The news on Tristan da Cunha, a peaceful community of less than 300 people, normally focuses on births, deaths, and weddings—and occasional changes in the local structures of authority. The island, which proudly bills itself as the world’s most isolated inhabited community, has no airport, so the arrival of ships provides special excitement for the inhabitants of the volcanic dot in the middle of the South Atlantic Ocean.
The SA Agulhas, a South African vessel which makes an annual supply trip to Tristan, arrived on September 9th and is expecting to depart for Cape Town on October 2nd. Built by Mitsubishi in 1977, the ship is operated by the Directorate of Antarctica and Islands in South Africa’s Department of Environmental Affairs and Tourism.
Its annual trip is extremely important for the Tristan Islanders because it allows up to 30 visitors to stay on the island for three to four weeks, before the ship has to leave again. It has a helicopter, so the 30 passengers it carries can go back and forth from the ship to the island, whether the tiny harbor is open or closed. The passengers are relatives of Tristan Islanders who are celebrating the beginning of spring with a visit to the island.
This year, the arrival of the ship has been even more significant because the Island Administrator, David Morley and his wife Jacki are leaving. They have served on Tristan for three years and they are being replaced by a new administrator, Sean Burns, who arrived with his wife Marina. Mr. Burns will overlap with Mr. Morley for the three weeks while the ship is anchored off the island.
Both men are career diplomats. Mr. Burns has served in Tanzania, Antigua, Bangladesh, Senegal, Kenya and South Korea as well as in London. Mrs. Burns has experience as a teacher of English as a foreign language, primarily for the British Council.
The Tristan Times ran a news story last week about the events celebrating the departure of the old Administrator and the arrival of the new one. On Sunday the 19th, the Chief Islander, Ian Lavarello, gave a speech at a reception welcoming the new Administrator. He recalled the financial difficulties that greeted Mr. Morley three years ago, and alluded to the fact that those problems are not yet over. The island has shifted from a subsistence to a cash-based economy, and he expressed pride that everyone was employed.
But he noted that the financial reserves of the island are slim, more so than ever, though he expressed confidence that everyone would work together to find solutions, as they have done with problems in the past. He expected that the Tristan Islanders would continue to retain, as the newspaper expressed it, their “independent life style.”
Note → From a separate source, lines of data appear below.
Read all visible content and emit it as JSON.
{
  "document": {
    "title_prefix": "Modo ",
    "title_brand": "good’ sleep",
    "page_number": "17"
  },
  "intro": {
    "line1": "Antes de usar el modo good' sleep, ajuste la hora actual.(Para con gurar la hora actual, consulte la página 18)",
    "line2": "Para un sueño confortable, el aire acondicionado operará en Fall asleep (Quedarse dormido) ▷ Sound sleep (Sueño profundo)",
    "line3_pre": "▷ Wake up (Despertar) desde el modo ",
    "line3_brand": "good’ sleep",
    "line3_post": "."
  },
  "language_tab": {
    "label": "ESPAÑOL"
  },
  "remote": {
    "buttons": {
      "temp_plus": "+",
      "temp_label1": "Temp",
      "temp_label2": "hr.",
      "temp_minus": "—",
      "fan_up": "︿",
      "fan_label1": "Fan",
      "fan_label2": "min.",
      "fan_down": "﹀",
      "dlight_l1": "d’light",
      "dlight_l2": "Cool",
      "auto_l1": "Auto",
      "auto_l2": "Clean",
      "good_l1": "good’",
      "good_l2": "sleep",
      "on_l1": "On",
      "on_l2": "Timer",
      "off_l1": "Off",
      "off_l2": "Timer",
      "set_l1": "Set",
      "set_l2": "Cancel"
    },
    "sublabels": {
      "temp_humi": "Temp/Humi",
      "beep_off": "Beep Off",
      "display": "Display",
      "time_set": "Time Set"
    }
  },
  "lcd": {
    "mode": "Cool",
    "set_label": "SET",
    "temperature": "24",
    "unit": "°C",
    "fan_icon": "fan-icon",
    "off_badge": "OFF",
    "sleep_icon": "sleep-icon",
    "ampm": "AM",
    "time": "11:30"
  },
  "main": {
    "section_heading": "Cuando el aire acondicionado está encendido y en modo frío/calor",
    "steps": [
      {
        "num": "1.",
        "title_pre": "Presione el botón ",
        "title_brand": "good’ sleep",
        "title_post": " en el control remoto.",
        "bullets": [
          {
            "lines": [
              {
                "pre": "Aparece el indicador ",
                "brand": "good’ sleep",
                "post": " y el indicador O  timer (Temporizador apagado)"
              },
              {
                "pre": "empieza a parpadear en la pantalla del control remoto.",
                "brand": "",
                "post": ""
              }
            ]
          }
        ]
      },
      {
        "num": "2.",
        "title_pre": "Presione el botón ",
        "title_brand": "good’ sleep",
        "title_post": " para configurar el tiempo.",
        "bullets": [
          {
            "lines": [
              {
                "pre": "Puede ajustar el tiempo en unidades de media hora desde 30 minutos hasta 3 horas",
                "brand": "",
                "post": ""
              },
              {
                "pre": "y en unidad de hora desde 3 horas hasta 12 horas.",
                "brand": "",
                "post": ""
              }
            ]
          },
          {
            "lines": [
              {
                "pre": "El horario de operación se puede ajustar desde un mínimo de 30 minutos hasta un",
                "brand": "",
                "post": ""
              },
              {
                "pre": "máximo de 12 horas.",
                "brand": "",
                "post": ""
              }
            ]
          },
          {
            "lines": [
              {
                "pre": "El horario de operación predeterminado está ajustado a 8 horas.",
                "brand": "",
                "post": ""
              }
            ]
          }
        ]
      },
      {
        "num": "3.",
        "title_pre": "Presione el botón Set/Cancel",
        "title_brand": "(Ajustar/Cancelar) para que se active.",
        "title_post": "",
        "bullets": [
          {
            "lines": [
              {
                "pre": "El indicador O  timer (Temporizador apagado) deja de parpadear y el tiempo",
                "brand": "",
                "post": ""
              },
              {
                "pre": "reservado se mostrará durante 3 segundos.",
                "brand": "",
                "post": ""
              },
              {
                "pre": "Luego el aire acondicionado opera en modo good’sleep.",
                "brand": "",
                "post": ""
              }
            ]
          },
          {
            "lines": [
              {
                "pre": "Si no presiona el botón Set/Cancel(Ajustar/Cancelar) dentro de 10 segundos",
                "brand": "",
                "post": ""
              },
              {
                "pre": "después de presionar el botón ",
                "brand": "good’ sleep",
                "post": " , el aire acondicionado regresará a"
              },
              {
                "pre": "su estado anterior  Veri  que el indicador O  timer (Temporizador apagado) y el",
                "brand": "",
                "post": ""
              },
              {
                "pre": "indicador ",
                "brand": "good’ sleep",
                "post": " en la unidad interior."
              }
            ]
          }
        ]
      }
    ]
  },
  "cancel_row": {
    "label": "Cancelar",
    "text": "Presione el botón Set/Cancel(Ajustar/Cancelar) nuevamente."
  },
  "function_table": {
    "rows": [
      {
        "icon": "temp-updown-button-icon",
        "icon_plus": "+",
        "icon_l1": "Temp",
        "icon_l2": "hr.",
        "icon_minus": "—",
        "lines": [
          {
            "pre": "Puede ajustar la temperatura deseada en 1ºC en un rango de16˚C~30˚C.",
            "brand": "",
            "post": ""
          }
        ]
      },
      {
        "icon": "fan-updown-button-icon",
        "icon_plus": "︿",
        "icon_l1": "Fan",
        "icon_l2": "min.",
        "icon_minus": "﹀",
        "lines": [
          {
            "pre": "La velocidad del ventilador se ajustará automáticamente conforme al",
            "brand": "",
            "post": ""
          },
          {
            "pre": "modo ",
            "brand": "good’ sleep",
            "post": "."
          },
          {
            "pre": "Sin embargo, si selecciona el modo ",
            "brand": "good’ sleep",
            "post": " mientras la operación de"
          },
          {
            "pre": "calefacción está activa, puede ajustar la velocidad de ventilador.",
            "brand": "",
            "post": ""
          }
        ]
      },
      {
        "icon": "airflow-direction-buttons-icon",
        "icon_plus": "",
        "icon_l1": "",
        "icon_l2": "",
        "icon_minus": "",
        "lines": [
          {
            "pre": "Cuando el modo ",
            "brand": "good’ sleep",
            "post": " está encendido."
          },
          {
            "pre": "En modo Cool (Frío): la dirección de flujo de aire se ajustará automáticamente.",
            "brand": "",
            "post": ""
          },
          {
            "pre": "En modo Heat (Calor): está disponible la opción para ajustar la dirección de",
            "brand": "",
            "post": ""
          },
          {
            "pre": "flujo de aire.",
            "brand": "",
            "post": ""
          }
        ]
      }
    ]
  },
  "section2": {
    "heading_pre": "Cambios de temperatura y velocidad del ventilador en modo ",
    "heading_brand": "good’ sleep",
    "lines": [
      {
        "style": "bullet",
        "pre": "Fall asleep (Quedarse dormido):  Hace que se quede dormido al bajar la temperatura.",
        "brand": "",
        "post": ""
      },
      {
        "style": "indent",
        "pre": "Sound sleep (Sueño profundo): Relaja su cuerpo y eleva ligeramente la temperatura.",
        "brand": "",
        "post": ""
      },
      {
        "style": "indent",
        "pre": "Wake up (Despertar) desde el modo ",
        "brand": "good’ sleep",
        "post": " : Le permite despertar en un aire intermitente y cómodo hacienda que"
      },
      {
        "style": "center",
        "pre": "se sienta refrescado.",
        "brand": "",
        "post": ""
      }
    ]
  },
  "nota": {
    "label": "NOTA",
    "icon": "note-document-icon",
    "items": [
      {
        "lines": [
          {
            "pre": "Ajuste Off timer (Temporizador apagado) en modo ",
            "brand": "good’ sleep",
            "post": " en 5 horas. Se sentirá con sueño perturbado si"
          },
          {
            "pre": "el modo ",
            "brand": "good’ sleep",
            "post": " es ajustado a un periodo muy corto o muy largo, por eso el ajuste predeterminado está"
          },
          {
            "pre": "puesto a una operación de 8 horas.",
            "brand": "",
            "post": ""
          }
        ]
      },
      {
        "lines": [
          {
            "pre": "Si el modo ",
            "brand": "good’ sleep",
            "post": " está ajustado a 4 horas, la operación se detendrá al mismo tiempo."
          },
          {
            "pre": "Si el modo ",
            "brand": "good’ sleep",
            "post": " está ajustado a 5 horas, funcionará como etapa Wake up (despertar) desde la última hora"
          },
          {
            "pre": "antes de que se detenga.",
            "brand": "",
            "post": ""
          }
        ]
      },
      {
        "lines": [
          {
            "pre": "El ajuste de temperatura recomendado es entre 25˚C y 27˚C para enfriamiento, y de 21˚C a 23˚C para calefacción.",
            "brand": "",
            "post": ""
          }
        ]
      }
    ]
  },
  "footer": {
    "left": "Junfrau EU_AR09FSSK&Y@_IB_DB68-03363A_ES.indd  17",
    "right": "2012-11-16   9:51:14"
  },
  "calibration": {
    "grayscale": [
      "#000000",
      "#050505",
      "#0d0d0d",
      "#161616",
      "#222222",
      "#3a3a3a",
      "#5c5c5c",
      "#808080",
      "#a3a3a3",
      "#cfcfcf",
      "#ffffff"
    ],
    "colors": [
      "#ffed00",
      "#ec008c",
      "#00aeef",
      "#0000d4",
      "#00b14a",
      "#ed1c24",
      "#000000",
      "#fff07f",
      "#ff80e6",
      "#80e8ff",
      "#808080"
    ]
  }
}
But the paper could not ignore the really important events of September. During the visit of the ship, the community celebrated its own rites of spring: a wedding, the baptisms of three babies, plus many parties and receptions.